Mental health worker Ashleigh Ewing was in her first full-time job
Ronald Dixon used four knives to kill Ashleigh Ewing, 22, who visited his house in Heaton, Newcastle, on behalf of charity Mental Health Matters.
The 35-year-old denied murder, but admitted manslaughter by reason of diminished responsibility.
Northumberland, Tyne and Wear NHS Trust will hold an inquiry into Dixon's care.
Miss Ewing, of Hebburn, South Tyneside, was found dead with 39 wounds in Dixon's kitchen on 22 May 2006.
Dixon, who believed he was Henry VIII's son, was also arrested last year outside Buckingham Palace for threatening to kill the Queen, Newcastle Crown Court heard.
Miss Ewing's parents, Jeff and Aileen, want to know why their daughter, who graduated in psychology the summer before her death, was sent to visit a dangerous client alone.
Miss Ewing was a support worker who helped clients with mental health problems to live in the community.
Dixon handed himself in to police after the attack
The court heard that Dixon used a number of knives during the attack because the blades kept snapping.
Paul Sloan QC, prosecuting, said: "He told police that his dad was Henry VIII.
"He admitted he wanted to kill the Queen.
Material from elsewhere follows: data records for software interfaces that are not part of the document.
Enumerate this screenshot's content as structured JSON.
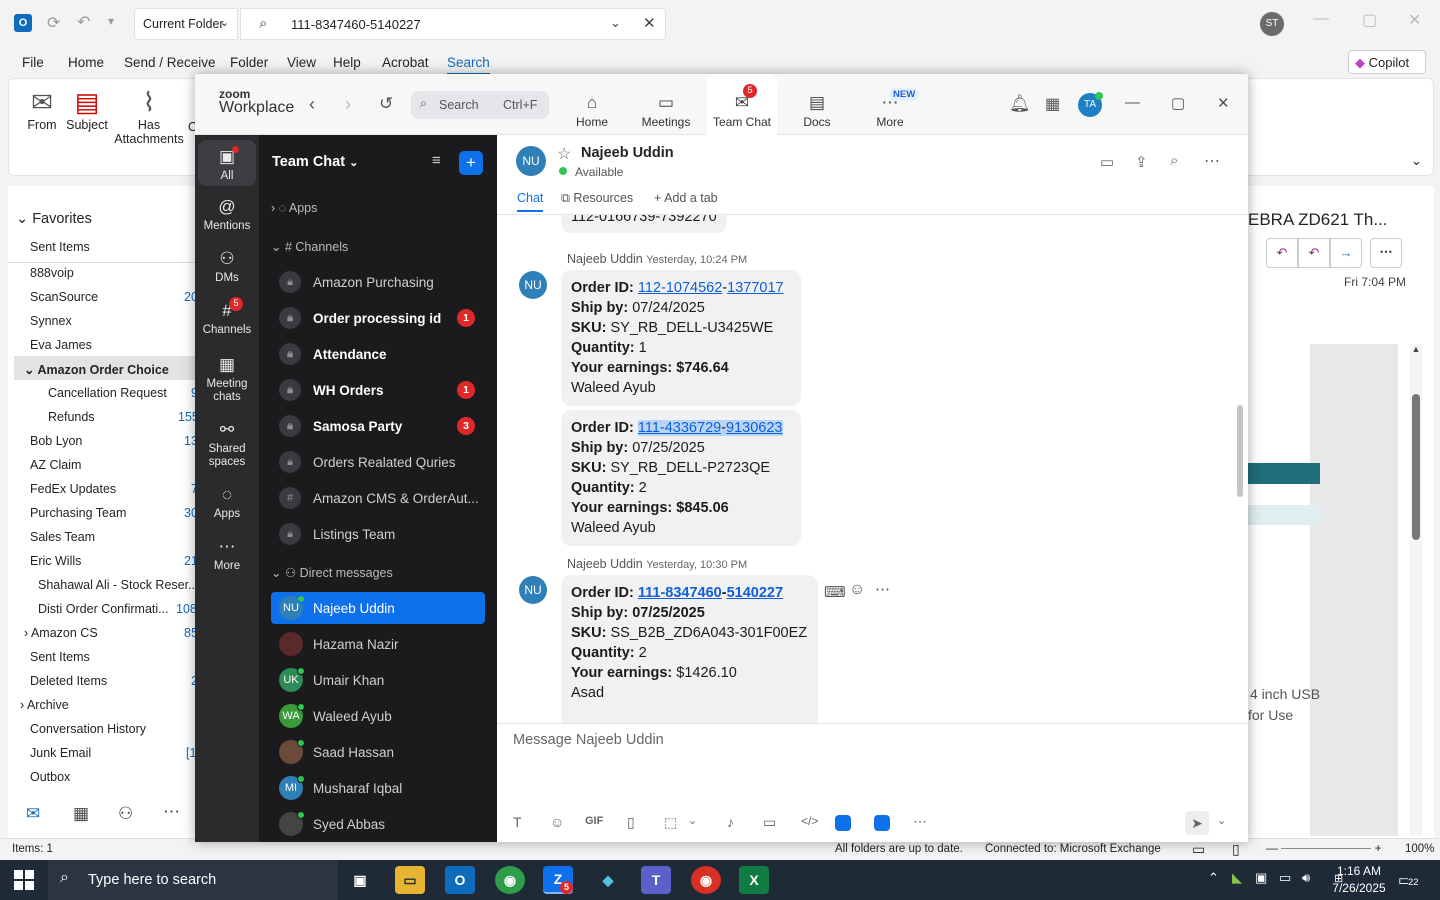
{
  "outlook": {
    "scope": "Current Folder",
    "search_value": "111-8347460-5140227",
    "user_initials": "ST",
    "tabs": [
      "File",
      "Home",
      "Send / Receive",
      "Folder",
      "View",
      "Help",
      "Acrobat",
      "Search"
    ],
    "copilot": "Copilot",
    "ribbon": {
      "from": "From",
      "subject": "Subject",
      "has_attach": "Has",
      "has_attach2": "Attachments",
      "cut": "C"
    },
    "favorites_label": "Favorites",
    "folders": [
      {
        "name": "Sent Items",
        "count": ""
      },
      {
        "name": "888voip",
        "count": ""
      },
      {
        "name": "ScanSource",
        "count": "20"
      },
      {
        "name": "Synnex",
        "count": ""
      },
      {
        "name": "Eva James",
        "count": ""
      },
      {
        "name": "Amazon Order Choice",
        "count": ""
      },
      {
        "name": "Cancellation Request",
        "count": "9"
      },
      {
        "name": "Refunds",
        "count": "155"
      },
      {
        "name": "Bob Lyon",
        "count": "13"
      },
      {
        "name": "AZ Claim",
        "count": ""
      },
      {
        "name": "FedEx Updates",
        "count": "7"
      },
      {
        "name": "Purchasing Team",
        "count": "30"
      },
      {
        "name": "Sales Team",
        "count": ""
      },
      {
        "name": "Eric Wills",
        "count": "21"
      },
      {
        "name": "Shahawal Ali - Stock Reser...",
        "count": ""
      },
      {
        "name": "Disti Order Confirmati...",
        "count": "108"
      },
      {
        "name": "Amazon CS",
        "count": "85"
      },
      {
        "name": "Sent Items",
        "count": ""
      },
      {
        "name": "Deleted Items",
        "count": "2"
      },
      {
        "name": "Archive",
        "count": ""
      },
      {
        "name": "Conversation History",
        "count": ""
      },
      {
        "name": "Junk Email",
        "count": "[1"
      },
      {
        "name": "Outbox",
        "count": ""
      }
    ],
    "reading": {
      "subject": "EBRA ZD621 Th...",
      "date": "Fri 7:04 PM",
      "body1": "4 inch USB",
      "body2": "for Use"
    },
    "status": {
      "items": "Items: 1",
      "sync": "All folders are up to date.",
      "conn": "Connected to: Microsoft Exchange",
      "zoom": "100%"
    }
  },
  "zoom": {
    "logo_small": "zoom",
    "logo": "Workplace",
    "search_placeholder": "Search",
    "search_shortcut": "Ctrl+F",
    "nav": [
      {
        "label": "Home",
        "icon": "⌂"
      },
      {
        "label": "Meetings",
        "icon": "▭"
      },
      {
        "label": "Team Chat",
        "icon": "✉",
        "badge": "5"
      },
      {
        "label": "Docs",
        "icon": "▤"
      },
      {
        "label": "More",
        "icon": "⋯",
        "badge": "NEW"
      }
    ],
    "user_initials": "TA",
    "rail": [
      {
        "label": "All",
        "icon": "▣"
      },
      {
        "label": "Mentions",
        "icon": "@"
      },
      {
        "label": "DMs",
        "icon": "⚇"
      },
      {
        "label": "Channels",
        "icon": "#",
        "badge": "5"
      },
      {
        "label": "Meeting",
        "label2": "chats",
        "icon": "▦"
      },
      {
        "label": "Shared",
        "label2": "spaces",
        "icon": "⚯"
      },
      {
        "label": "Apps",
        "icon": "◌"
      },
      {
        "label": "More",
        "icon": "⋯"
      }
    ],
    "list_title": "Team Chat",
    "apps_label": "Apps",
    "channels_label": "Channels",
    "channels": [
      {
        "name": "Amazon Purchasing",
        "bold": false,
        "badge": ""
      },
      {
        "name": "Order processing id",
        "bold": true,
        "badge": "1"
      },
      {
        "name": "Attendance",
        "bold": true,
        "badge": ""
      },
      {
        "name": "WH Orders",
        "bold": true,
        "badge": "1"
      },
      {
        "name": "Samosa Party",
        "bold": true,
        "badge": "3"
      },
      {
        "name": "Orders Realated Quries",
        "bold": false,
        "badge": ""
      },
      {
        "name": "Amazon CMS & OrderAut...",
        "bold": false,
        "badge": ""
      },
      {
        "name": "Listings Team",
        "bold": false,
        "badge": ""
      }
    ],
    "dm_label": "Direct messages",
    "dms": [
      {
        "initials": "NU",
        "name": "Najeeb Uddin",
        "color": "#2f7fb8"
      },
      {
        "initials": "",
        "name": "Hazama Nazir",
        "color": "#5a2a2a"
      },
      {
        "initials": "UK",
        "name": "Umair Khan",
        "color": "#2e8b57"
      },
      {
        "initials": "WA",
        "name": "Waleed Ayub",
        "color": "#3a9a3a"
      },
      {
        "initials": "",
        "name": "Saad Hassan",
        "color": "#6b4a3a"
      },
      {
        "initials": "MI",
        "name": "Musharaf Iqbal",
        "color": "#2f7fb8"
      },
      {
        "initials": "",
        "name": "Syed Abbas",
        "color": "#444"
      }
    ],
    "chat": {
      "contact_initials": "NU",
      "contact_name": "Najeeb Uddin",
      "status": "Available",
      "tab_chat": "Chat",
      "tab_resources": "Resources",
      "tab_add": "Add a tab",
      "prev_tail": "112-0166739-7392270",
      "msg1_sender": "Najeeb Uddin",
      "msg1_time": "Yesterday, 10:24 PM",
      "msg2_sender": "Najeeb Uddin",
      "msg2_time": "Yesterday, 10:30 PM",
      "lbl_order": "Order ID:",
      "lbl_ship": "Ship by:",
      "lbl_sku": "SKU:",
      "lbl_qty": "Quantity:",
      "lbl_earn": "Your earnings:",
      "orders": [
        {
          "id_a": "112-1074562",
          "id_b": "1377017",
          "ship": "07/24/2025",
          "sku": "SY_RB_DELL-U3425WE",
          "qty": "1",
          "earn": "$746.64",
          "name": "Waleed Ayub"
        },
        {
          "id_a": "111-4336729",
          "id_b": "9130623",
          "ship": "07/25/2025",
          "sku": "SY_RB_DELL-P2723QE",
          "qty": "2",
          "earn": "$845.06",
          "name": "Waleed Ayub"
        },
        {
          "id_a": "111-8347460",
          "id_b": "5140227",
          "ship": "07/25/2025",
          "sku": "SS_B2B_ZD6A043-301F00EZ",
          "qty": "2",
          "earn": "$1426.10",
          "name": "Asad"
        }
      ],
      "compose_placeholder": "Message Najeeb Uddin",
      "gif": "GIF"
    }
  },
  "taskbar": {
    "search_placeholder": "Type here to search",
    "time": "1:16 AM",
    "date": "7/26/2025",
    "notif": "22",
    "zoom_badge": "5"
  }
}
He referred to himself as King Ron."
Patrick Cosgrove QC, defending, said: "If responsible persons had taken other rational decisions at the crucial time, Miss Ewing would never have been put in the situation of grave risk and perhaps Mr Dixon would not have been at liberty to commit the crime."
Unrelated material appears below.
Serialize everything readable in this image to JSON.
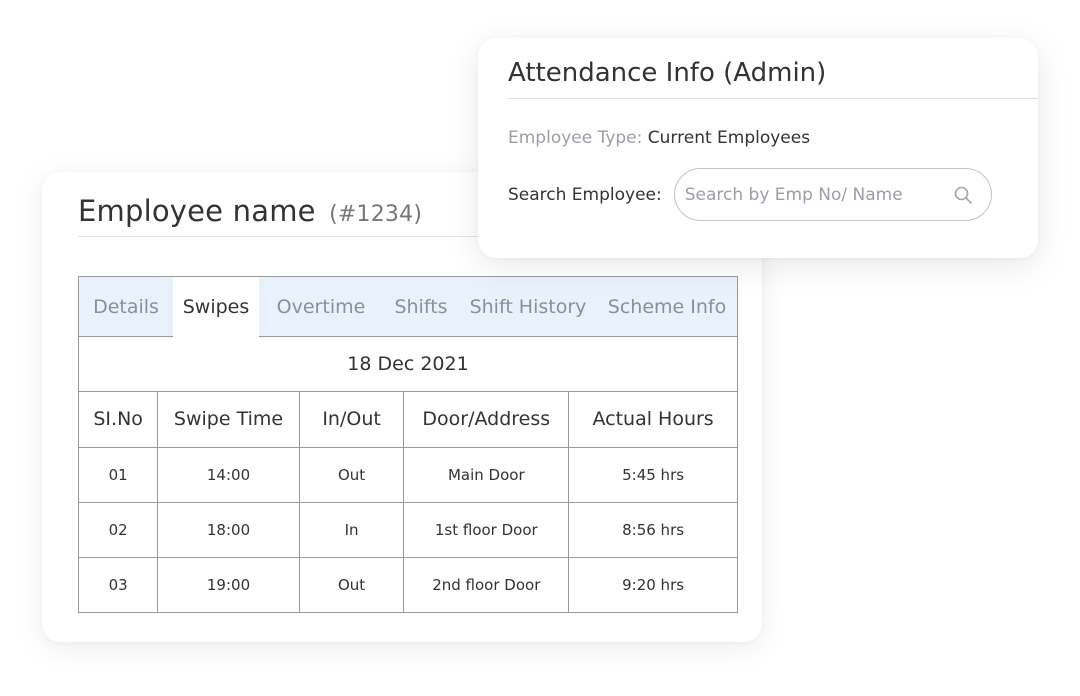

He said Dixon had been refusing to take his anti-psychotic drugs, was drinking alcohol, and feeling stressed because of his debts.
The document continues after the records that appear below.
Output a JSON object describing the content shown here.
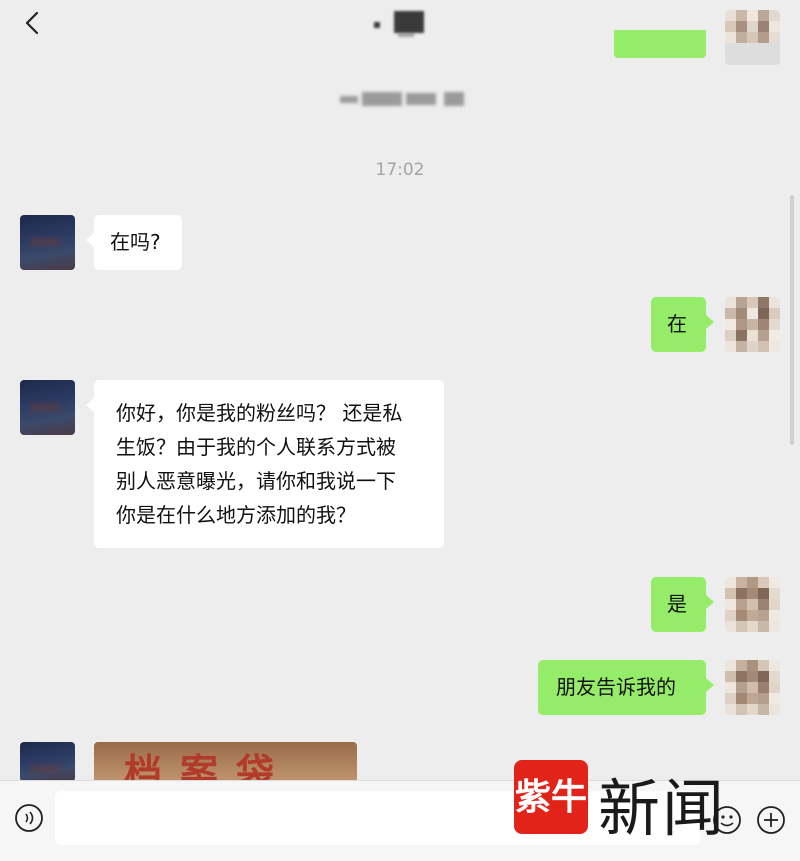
{
  "header": {
    "back_label": "‹"
  },
  "chat": {
    "time": "17:02",
    "messages": [
      {
        "side": "left",
        "text": "在吗?"
      },
      {
        "side": "right",
        "text": "在"
      },
      {
        "side": "left",
        "lines": [
          "你好，你是我的粉丝吗？ 还是私",
          "生饭？由于我的个人联系方式被",
          "别人恶意曝光，请你和我说一下",
          "你是在什么地方添加的我？"
        ]
      },
      {
        "side": "right",
        "text": "是"
      },
      {
        "side": "right",
        "text": "朋友告诉我的"
      }
    ],
    "image_message_text": "档案袋"
  },
  "watermark": {
    "logo_text": "紫牛",
    "text": "新闻"
  },
  "colors": {
    "background": "#ededed",
    "bubble_right": "#95ec69",
    "bubble_left": "#ffffff",
    "watermark_red": "#e2231a"
  },
  "icons": {
    "back": "chevron-left-icon",
    "voice": "voice-icon",
    "emoji": "emoji-icon",
    "plus": "plus-icon",
    "more": "more-icon"
  }
}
A spokeswoman for Northumberland, Tyne and Wear NHS Trust said: "Since the incident we have carried out an internal review of our involvement in Ronald Dixon's care.
"We are satisfied that the individuals involved in his case acted professionally and provided appropriate support to him."
Police said Dixon had been receiving voluntary psychiatric treatment since being convicted of causing grievous bodily harm after attacking his parents with a hammer in 1994.
He received two years' probation for the offence and voluntarily attended Cherry Knowle Hospital in Sunderland for treatment.
Ronald Dixon had threatened to kill the Queen
After his arrest outside Buckingham Palace, he was sectioned then subsequently released into the community, where he was medically supervised by the Northumberland, Tyne and Wear NHS Trust.
Mental Health Matters managed the flat he lived in.
The mental health charity, Sane, criticised Dixon's treatment, saying a patient with a violent history should not have been allowed back into the community.
Chief executive, Marjorie Wallace, said: "It is incomprehensible that a seriously disturbed man with a history of violence and non-compliance with treatment should have been discharged from psychiatric care and allowed back into the community.
"It is also troubling that an inexperienced care worker should have been sent alone to Ronald Dixon's flat.
"There are 55 homicides and 1,300 suicides committed each year by people with a mental illness or disorder who have been in contact with mental health services during the previous year.
"This is another case which highlights how people can become lost in the 'black hole' between police, psychiatric and community services."